It’s raining pretty hard right now while I’m sitting here writing this, and just looking outside is giving me chills. So as I make myself another cup of tea and look at the pictures of this soup, I imagine it like a big warm blanket, warming my head to my toes, eliminating the word ‘cold’ from body’s vocabulary (even if only temporarily). At this time of year when people are often doing cleanses to start their year off right, I try not to think about resolutions based on the calendar year and just do right by my body with a hot bowl of food accompanied by something starchy (usually in the form of bread or some cooked grains).
The new year brings people to not only make goals for the year ahead, but reflect on the year previous. Currently the internet is full of thank-god-2016-is-over type stuff. And on the one hand, I can totally agree: a lot of celebrities and influential musicians passed, an overtly sexist and racist man convinced people that he could successfully hold the most powerful position in the United States, there has been horrific violence in the news constantly, and an exorbitant number of people forced to flee their homes and live as refugees.
In light of all this, a lot of good things actually happened last year as well. (Check out this article in the Telegraph and scroll down.) Bad things are unavoidable in life, and sometimes it’s hard to see the light in so much dark. Though it may not always be grand, there is always good to be found. I thought back over the year to just a handful of good things that happened in my life: my older brother got married, which means I finally have a sister. My cousin’s oldest son is now cancer free after being diagnosed with leukemia in 2013. I celebrated 3 years with my partner. My best pals had a sweet little baby. I conquered my fear of traveling alone. Not to mention all the small day-to-day things that I tend to take for granted. I guess what I’m saying is don’t feel down about the past, but look forward with the hope that we all have the strength to accept the good and the bad things as they come.
spicy coconut and pineapple soup (vegan, gluten free)
2/3 cup uncooked short grain brown rice + 1 cup water/veg stock
2 cups sliced onion
1 tablespoon minced garlic
1 tablespoon minced ginger
6 curry leaves, torn
1 1/2 teaspoons tamarind paste

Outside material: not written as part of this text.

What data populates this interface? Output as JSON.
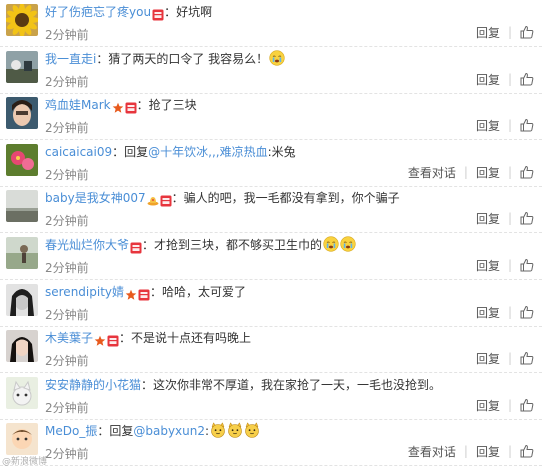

1 1/2 teaspoons sambal oelek, plus more for serving
2 teaspoons red curry paste
1/2 stalk lemongrass, about 5 inches, bashed with the back of a knife
2 teaspoons sugar
good pinch of salt
4 cups veg stock
3/4 cup coconut milk
2 teaspoons lime juice
150 g soft tofu (not silken), 1/2 inch cubes
100 g enoki mushrooms, pulled apart into strands
1 cup pineapple, 1/2 inch cubes
Start with the rice: bring 1 cup of water or veg stock to a boil in a small pot. Rinse the rice in a small sieve, then add to the pot with a good pinch of salt. Low the heat to medium low, cover and continue to cook for 15-20 minutes. Once the rice is al dente, remove from the heat still covered, then fluff with a fork after 5 minutes or so.
For the soup: add a splash of oil to a pot over medium low heat along with the sliced onion. Stir occasionally for 8-10 minutes until softened slightly, but don’t allow it to brown. Add the minced garlic and ginger and cook for another 2 minutes. Add the curry leaves, tamarind, sambal, red curry paste, lemongrass, sugar, and salt, stirring to coat, then add the stock. Bring to a boil then reduce to a simmer for 20 minutes. Remove the lemon grass, then add the coconut milk, lime juice, tofu, mushrooms, and pineapple and cook for 5 minutes over a simmer. Divide the rice between two bowls and pour half the soup into each, then top with cilantro and more sambal.
Feel free to use some noodles in place of the rice; I batch cooked a bunch of rice so it’s what I had on hand when I made the soup.
I realize that ‘spicy’ is subjective and if we’re being honest here, I’m a total wimp. So if you like heat, add more to the base of the soup and garnish with it too.